■ What to work on ■
Which lines run from the one containing "Serialize everything readable" to the end of the entries? Copy them exactly, both ends included, and give nothing else.

*** Data to process

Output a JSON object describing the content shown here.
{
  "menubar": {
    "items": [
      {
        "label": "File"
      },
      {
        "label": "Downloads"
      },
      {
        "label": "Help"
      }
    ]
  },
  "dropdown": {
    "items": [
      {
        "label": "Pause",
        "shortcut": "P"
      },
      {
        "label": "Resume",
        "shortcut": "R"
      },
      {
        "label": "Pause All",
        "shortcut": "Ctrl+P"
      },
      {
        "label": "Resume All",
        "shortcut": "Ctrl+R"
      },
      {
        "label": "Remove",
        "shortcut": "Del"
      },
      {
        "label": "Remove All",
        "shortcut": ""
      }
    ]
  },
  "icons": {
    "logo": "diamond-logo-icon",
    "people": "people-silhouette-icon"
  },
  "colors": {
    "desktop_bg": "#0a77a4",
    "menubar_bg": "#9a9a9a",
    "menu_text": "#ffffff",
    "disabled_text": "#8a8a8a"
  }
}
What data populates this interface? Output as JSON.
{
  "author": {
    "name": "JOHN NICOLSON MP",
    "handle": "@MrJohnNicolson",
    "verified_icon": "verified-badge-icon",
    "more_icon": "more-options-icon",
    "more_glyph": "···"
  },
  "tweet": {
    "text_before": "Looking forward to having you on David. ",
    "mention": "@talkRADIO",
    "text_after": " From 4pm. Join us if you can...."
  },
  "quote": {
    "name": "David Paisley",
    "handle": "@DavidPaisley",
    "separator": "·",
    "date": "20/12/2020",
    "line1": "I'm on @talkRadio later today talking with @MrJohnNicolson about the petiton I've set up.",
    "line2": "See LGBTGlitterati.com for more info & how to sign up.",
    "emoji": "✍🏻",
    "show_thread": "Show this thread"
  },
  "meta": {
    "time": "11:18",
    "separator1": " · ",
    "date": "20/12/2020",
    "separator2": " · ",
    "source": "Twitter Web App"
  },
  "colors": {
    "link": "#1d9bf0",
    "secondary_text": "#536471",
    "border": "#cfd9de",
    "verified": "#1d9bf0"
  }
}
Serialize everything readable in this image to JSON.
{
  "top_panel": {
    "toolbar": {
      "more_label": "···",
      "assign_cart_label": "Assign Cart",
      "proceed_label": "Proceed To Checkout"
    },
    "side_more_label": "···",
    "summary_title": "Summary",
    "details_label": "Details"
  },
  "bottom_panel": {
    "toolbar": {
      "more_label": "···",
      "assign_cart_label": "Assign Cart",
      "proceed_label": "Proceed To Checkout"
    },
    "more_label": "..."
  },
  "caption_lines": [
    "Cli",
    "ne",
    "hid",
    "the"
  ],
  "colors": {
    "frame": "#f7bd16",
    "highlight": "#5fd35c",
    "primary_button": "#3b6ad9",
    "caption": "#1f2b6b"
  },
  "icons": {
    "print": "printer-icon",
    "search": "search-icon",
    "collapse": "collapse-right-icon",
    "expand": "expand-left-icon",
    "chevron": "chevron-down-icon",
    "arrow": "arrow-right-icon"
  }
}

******

■ Answer ■
Serialize everything readable in this image to JSON.
{
  "top_panel": {
    "toolbar": {
      "more_label": "···",
      "assign_cart_label": "Assign Cart",
      "proceed_label": "Proceed To Checkout"
    },
    "side_more_label": "···",
    "summary_title": "Summary",
    "details_label": "Details"
  },
  "bottom_panel": {
    "toolbar": {
      "more_label": "···",
      "assign_cart_label": "Assign Cart",
      "proceed_label": "Proceed To Checkout"
    },
    "more_label": "..."
  },
  "caption_lines": [
    "Cli",
    "ne",
    "hid",
    "the"
  ],
  "colors": {
    "frame": "#f7bd16",
    "highlight": "#5fd35c",
    "primary_button": "#3b6ad9",
    "caption": "#1f2b6b"
  },
  "icons": {
    "print": "printer-icon",
    "search": "search-icon",
    "collapse": "collapse-right-icon",
    "expand": "expand-left-icon",
    "chevron": "chevron-down-icon",
    "arrow": "arrow-right-icon"
  }
}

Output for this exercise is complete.